Tower-style air strippers use a tall column filled with high-surface-area media for mass transfer. Plastic or ceramic media feature open area for airflow. Inspection and cleaning can be an issue.

With tray designs, a high volume of air is mixed with the water, resulting in bubbles and froth that create surface area for contaminants to move from the water into the air. A countercurrent flow uses the air volume for maximum effectiveness. Sliding-tray designs have a front door that opens like a pizza oven and stripper trays that slide out on rails, like oven racks. The door can be easily removed and sprayed down for cleaning.

All stripper types are prone to fouling from inorganic compounds, especially scale-forming compounds. For example, insoluble iron oxides and calcium scales can deposit on mass transfer packing or trays and restrict air passage, leading to lower A/W and less VOC removal. 

Sliding tray technology

One sliding tray air stripper technology, which uses the froth and turbulent mixing approach, can enable long operation before cleaning is needed. The design uses a sealed stripper box with a removable end door. With no external tray seals and no need to disconnect piping for cleaning, leaks are virtually eliminated.

The design provides easy access for process monitoring and inspection, even while in operation. It is resistant to fouling and can be cleaned by one person with a simple pressure washer. It is also easy to accommodate on sites and offers a wide turndown range.

Air strippers are effective at removing dissolved VOCs and gases from water. Well-maintained air stripping equipment will provide many years of efficient service.

About the author

Dave Fischer is vice president of technology with QED Environmental Systems, a manufacturer of innovative environmental products based in Dexter, Michigan.   

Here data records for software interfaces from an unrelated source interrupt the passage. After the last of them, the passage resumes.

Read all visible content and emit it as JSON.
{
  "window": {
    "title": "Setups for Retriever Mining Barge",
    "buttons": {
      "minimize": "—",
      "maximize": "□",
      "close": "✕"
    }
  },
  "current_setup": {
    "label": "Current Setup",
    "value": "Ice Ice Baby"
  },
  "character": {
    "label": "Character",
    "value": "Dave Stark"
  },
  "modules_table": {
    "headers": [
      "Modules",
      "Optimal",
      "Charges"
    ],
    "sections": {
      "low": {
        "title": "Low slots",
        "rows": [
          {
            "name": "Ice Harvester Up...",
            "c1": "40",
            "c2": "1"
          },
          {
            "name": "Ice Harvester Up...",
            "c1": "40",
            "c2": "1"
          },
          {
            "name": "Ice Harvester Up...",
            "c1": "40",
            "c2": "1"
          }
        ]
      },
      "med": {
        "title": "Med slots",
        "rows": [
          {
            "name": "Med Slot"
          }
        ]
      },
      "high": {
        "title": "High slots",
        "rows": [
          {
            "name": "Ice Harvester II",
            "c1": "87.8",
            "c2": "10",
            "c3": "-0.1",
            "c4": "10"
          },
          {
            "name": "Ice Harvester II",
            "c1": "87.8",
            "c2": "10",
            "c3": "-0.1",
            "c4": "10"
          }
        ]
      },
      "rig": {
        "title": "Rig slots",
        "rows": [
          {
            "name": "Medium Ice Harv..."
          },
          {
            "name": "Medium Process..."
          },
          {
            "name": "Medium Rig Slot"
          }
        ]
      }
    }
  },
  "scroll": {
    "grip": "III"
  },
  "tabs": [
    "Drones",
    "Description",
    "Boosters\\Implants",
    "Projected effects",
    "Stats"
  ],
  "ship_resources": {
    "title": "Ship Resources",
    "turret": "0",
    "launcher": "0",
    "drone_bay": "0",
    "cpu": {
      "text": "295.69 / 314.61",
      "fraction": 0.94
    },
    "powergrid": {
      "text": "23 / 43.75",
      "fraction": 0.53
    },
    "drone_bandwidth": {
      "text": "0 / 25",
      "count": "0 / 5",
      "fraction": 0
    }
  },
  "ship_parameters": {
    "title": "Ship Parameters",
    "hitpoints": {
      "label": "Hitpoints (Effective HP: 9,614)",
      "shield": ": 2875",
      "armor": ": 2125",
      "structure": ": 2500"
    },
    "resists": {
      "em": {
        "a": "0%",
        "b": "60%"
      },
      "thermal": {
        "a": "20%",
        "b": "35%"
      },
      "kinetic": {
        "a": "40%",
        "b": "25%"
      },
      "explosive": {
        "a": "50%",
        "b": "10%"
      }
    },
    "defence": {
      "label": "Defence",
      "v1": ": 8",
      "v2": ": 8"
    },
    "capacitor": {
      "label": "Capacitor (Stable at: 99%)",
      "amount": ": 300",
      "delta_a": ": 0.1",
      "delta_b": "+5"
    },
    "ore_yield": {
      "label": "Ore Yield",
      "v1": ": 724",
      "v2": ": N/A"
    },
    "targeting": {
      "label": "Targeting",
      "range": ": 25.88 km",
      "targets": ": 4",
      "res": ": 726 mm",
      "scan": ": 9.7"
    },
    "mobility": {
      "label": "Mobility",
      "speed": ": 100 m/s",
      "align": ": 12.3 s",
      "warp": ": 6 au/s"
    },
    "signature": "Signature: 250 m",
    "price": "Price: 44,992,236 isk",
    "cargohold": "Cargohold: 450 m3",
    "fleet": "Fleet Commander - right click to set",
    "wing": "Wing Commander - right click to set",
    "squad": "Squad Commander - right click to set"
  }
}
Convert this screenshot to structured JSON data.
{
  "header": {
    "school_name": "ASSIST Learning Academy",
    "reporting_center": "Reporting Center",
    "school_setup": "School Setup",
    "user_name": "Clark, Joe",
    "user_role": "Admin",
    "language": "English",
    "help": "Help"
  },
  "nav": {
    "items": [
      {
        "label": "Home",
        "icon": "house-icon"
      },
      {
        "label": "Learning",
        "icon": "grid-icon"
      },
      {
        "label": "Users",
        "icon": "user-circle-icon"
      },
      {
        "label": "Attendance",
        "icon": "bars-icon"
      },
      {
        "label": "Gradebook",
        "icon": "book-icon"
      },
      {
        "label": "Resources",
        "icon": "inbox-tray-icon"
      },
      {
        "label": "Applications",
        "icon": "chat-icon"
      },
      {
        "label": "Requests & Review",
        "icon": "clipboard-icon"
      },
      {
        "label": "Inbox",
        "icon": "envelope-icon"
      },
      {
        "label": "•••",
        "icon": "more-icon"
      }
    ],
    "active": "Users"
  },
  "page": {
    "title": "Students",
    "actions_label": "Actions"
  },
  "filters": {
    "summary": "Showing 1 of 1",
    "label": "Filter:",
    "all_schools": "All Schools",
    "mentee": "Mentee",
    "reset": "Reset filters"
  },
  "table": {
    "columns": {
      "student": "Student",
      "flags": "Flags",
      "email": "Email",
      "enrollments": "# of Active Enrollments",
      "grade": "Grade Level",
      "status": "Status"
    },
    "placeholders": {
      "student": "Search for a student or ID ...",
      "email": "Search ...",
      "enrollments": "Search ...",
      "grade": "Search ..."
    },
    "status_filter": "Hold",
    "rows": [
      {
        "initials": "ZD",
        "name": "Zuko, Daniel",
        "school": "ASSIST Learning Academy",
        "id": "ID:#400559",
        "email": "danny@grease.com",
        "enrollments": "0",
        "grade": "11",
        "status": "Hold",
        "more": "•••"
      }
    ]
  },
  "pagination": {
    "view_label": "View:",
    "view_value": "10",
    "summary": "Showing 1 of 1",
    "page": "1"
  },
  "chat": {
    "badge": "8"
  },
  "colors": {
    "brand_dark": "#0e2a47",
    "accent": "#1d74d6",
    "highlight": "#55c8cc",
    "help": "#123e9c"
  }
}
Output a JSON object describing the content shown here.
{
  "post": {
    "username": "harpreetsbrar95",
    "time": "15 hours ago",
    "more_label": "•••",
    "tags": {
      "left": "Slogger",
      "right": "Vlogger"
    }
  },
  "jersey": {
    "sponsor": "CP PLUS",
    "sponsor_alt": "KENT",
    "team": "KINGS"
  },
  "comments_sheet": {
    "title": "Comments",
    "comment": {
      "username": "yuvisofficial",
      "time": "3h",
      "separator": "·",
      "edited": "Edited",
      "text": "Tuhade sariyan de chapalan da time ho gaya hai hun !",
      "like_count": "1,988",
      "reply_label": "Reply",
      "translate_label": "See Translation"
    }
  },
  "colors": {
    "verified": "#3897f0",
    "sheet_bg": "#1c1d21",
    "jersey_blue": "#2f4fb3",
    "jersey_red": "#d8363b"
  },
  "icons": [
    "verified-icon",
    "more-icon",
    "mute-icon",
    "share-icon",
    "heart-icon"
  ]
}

Comments on this site are submitted by users and are not endorsed by nor do they reflect the views or opinions of COLE Publishing, Inc. Comments are moderated before being posted.